The financial adviser of the future will need to maintain around 1,000 client relationships, as both regulatory initiatives and robo-competitors put downward pressure on client revenue, argues a Silicon Valley-based investor.
In a recent Adviser Innovation article, Richard Arnold, an independent director of Financial Simplicity, said there is software disruption in almost every market, and consumers are becoming more conscious of their costs and seeking better deals from legacy providers.
“By my rough mathematics, we are headed towards a day where the average client wants to spend not $5,000 per year for financial advice, but $500,” he said.
“If I am right about this, then the average financial planner will need to maintain not 100 client relationships, but perhaps 1,000.”
At the same time, Mr Arnold said both regulatory pressures and markets demand are pushing advisers to be able to offer more customised portfolio solutions and to take greater care to ensure that those portfolios are properly monitored.
“At first glance, it would seem that advisers and the firms that employ them cannot possibly accommodate these simultaneous market demands for higher levels of personalisation, higher levels of diligence, lower levels of fees and much higher customer numbers per adviser, but with automation, all things are possible,” he said.
“What I believe is about to emerge to address these needs is the era of the ‘bionic adviser’, a human financial adviser who concentrates on building and maintaining personal relationships and structuring financial plans, armed with the bionics of an automated digital assistant who ensures that all elements of the plan are not only implemented but also properly monitored in real time.”
Mr Arnold added that because humans are by nature somewhat flawed, these new bionics will be able to overcome weaknesses and biases.
“We are already aware of digital assistants like Siri and Alexa in our consumer life, and now it is time for us to have digital assistants in our professional life as well,” he said.
The Court of Criminal Appeal has unanimously dismissed the appeal of a former ad...

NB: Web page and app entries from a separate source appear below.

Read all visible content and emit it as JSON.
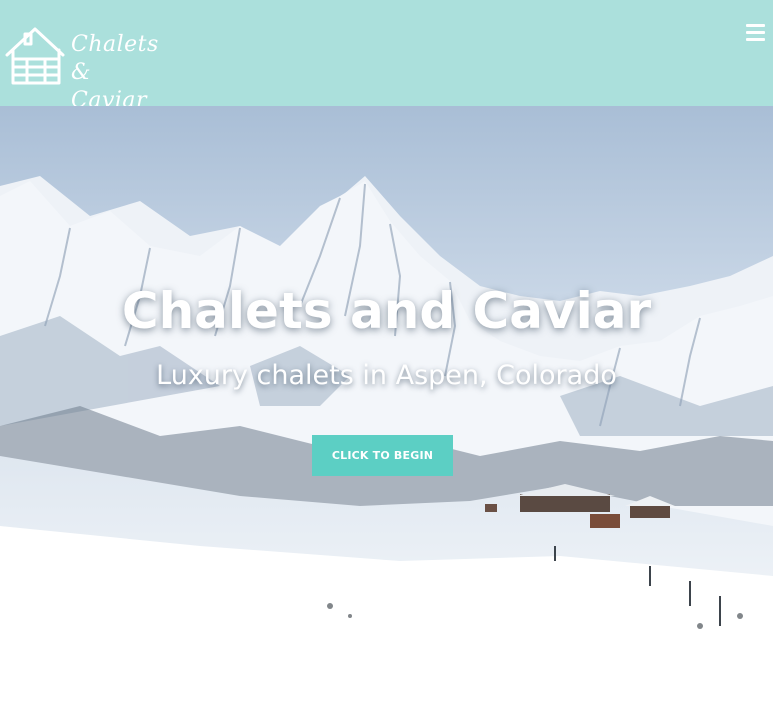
{
  "header": {
    "brand_line1": "Chalets",
    "brand_line2": "& Caviar",
    "logo_icon": "chalet-house-icon",
    "menu_icon": "hamburger-menu-icon",
    "background_color": "#abe0dc"
  },
  "hero": {
    "title": "Chalets and Caviar",
    "subtitle": "Luxury chalets in Aspen, Colorado",
    "cta_label": "Click to Begin",
    "cta_color": "#5ccfc4"
  }
}
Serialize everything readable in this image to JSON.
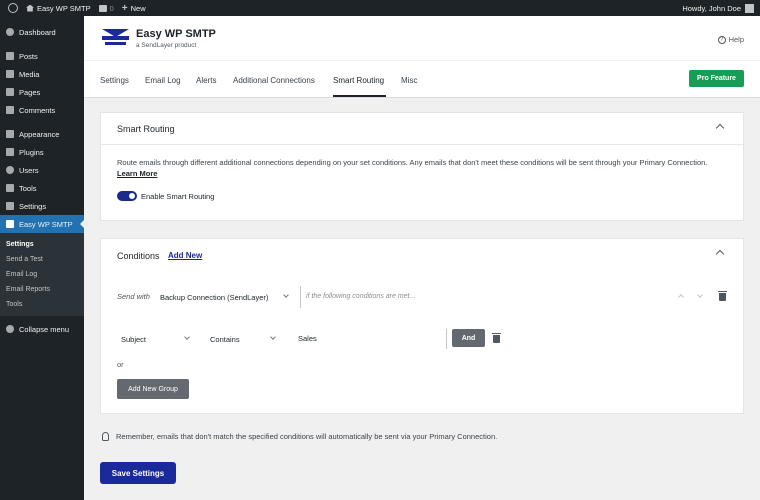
{
  "adminbar": {
    "site_name": "Easy WP SMTP",
    "comments_count": "0",
    "new_label": "New",
    "howdy": "Howdy, John Doe"
  },
  "sidebar": {
    "items": [
      {
        "label": "Dashboard",
        "icon": "dashboard-icon"
      },
      {
        "label": "Posts",
        "icon": "pin-icon"
      },
      {
        "label": "Media",
        "icon": "media-icon"
      },
      {
        "label": "Pages",
        "icon": "pages-icon"
      },
      {
        "label": "Comments",
        "icon": "comments-icon"
      },
      {
        "label": "Appearance",
        "icon": "brush-icon"
      },
      {
        "label": "Plugins",
        "icon": "plugin-icon"
      },
      {
        "label": "Users",
        "icon": "users-icon"
      },
      {
        "label": "Tools",
        "icon": "wrench-icon"
      },
      {
        "label": "Settings",
        "icon": "settings-icon"
      },
      {
        "label": "Easy WP SMTP",
        "icon": "smtp-icon"
      }
    ],
    "submenu": [
      "Settings",
      "Send a Test",
      "Email Log",
      "Email Reports",
      "Tools"
    ],
    "collapse_label": "Collapse menu"
  },
  "header": {
    "title": "Easy WP SMTP",
    "subtitle": "a SendLayer product",
    "help_label": "Help"
  },
  "tabs": [
    "Settings",
    "Email Log",
    "Alerts",
    "Additional Connections",
    "Smart Routing",
    "Misc"
  ],
  "active_tab": "Smart Routing",
  "pro_feature_label": "Pro Feature",
  "smart_routing": {
    "title": "Smart Routing",
    "description": "Route emails through different additional connections depending on your set conditions. Any emails that don't meet these conditions will be sent through your Primary Connection.",
    "learn_more": "Learn More",
    "toggle_label": "Enable Smart Routing",
    "enabled": true
  },
  "conditions": {
    "title": "Conditions",
    "add_new": "Add New",
    "send_with_label": "Send with",
    "send_with_value": "Backup Connection (SendLayer)",
    "if_text": "if the following conditions are met...",
    "field_value": "Subject",
    "operator_value": "Contains",
    "match_value": "Sales",
    "and_label": "And",
    "or_label": "or",
    "add_group_label": "Add New Group"
  },
  "reminder": "Remember, emails that don't match the specified conditions will automatically be sent via your Primary Connection.",
  "save_label": "Save Settings",
  "colors": {
    "admin_dark": "#1d2327",
    "admin_blue": "#2271b1",
    "brand_navy": "#1b2a9a",
    "pro_green": "#169e56"
  }
}
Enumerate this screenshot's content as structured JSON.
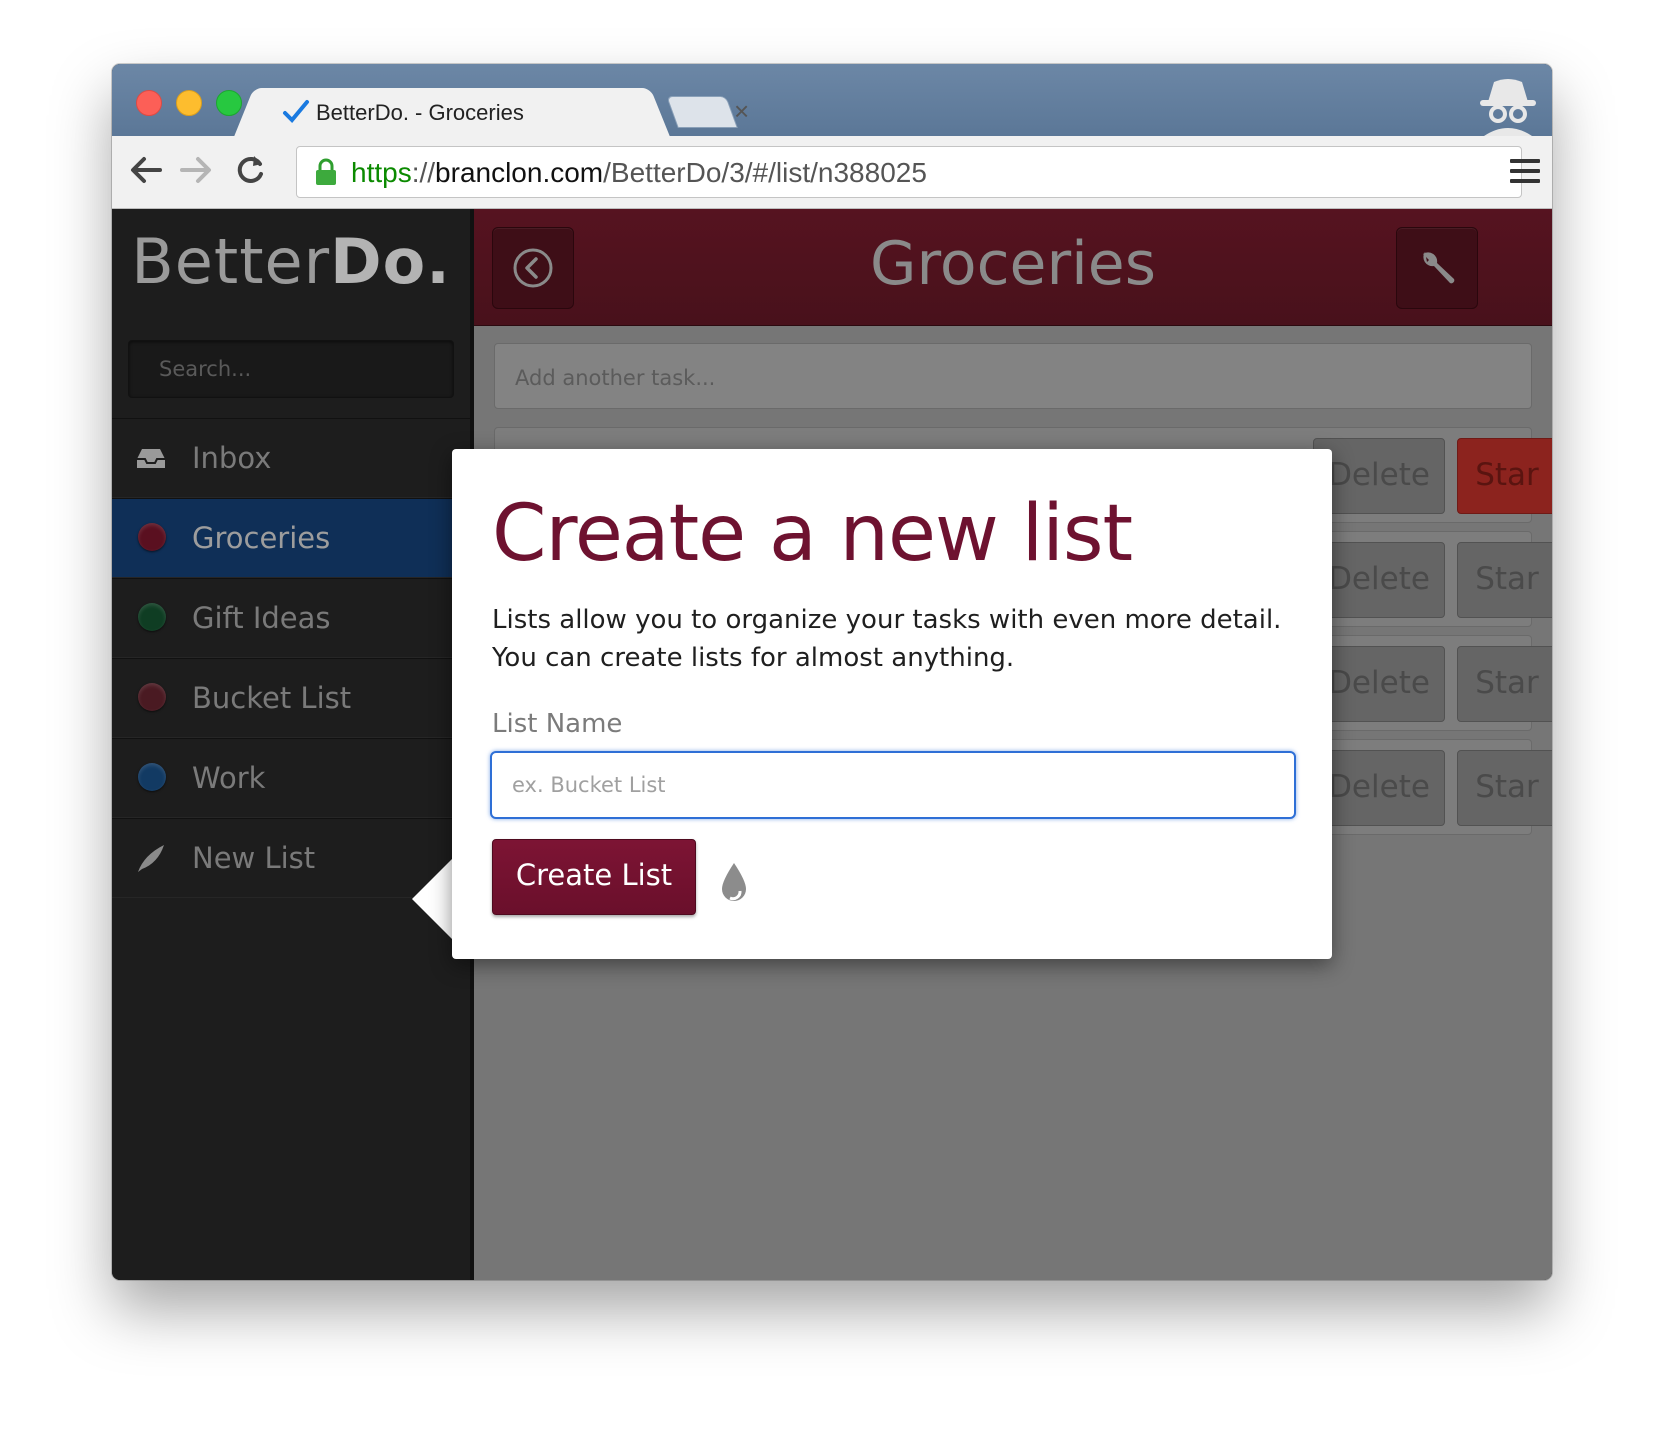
{
  "browser": {
    "tab_title": "BetterDo. - Groceries",
    "tab_close": "×",
    "url_scheme": "https",
    "url_sep": "://",
    "url_host": "branclon.com",
    "url_path": "/BetterDo/3/#/list/n388025"
  },
  "app": {
    "brand_light": "Better",
    "brand_bold": "Do.",
    "search_placeholder": "Search...",
    "nav": [
      {
        "label": "Inbox",
        "icon": "inbox-icon"
      },
      {
        "label": "Groceries",
        "color": "#5a1020",
        "active": true
      },
      {
        "label": "Gift Ideas",
        "color": "#0f3d23"
      },
      {
        "label": "Bucket List",
        "color": "#4a1a22"
      },
      {
        "label": "Work",
        "color": "#123a63"
      },
      {
        "label": "New List",
        "icon": "feather-icon"
      }
    ],
    "header_title": "Groceries",
    "add_task_placeholder": "Add another task...",
    "task_rows": [
      {
        "delete": "Delete",
        "star": "Star",
        "starred": true
      },
      {
        "delete": "Delete",
        "star": "Star",
        "starred": false
      },
      {
        "delete": "Delete",
        "star": "Star",
        "starred": false
      },
      {
        "delete": "Delete",
        "star": "Star",
        "starred": false
      }
    ]
  },
  "popover": {
    "title": "Create a new list",
    "description": "Lists allow you to organize your tasks with even more detail. You can create lists for almost anything.",
    "field_label": "List Name",
    "field_placeholder": "ex. Bucket List",
    "field_value": "",
    "submit_label": "Create List"
  },
  "colors": {
    "accent": "#6e1230",
    "header_bg": "#561320",
    "active_nav": "#0f2f57",
    "focus_ring": "#2e6fd6"
  }
}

In what Mayfair 101 has described as a ‘massive overreach’, ASIC has apparen...
A new survey of university financial planning departments indicates that less th...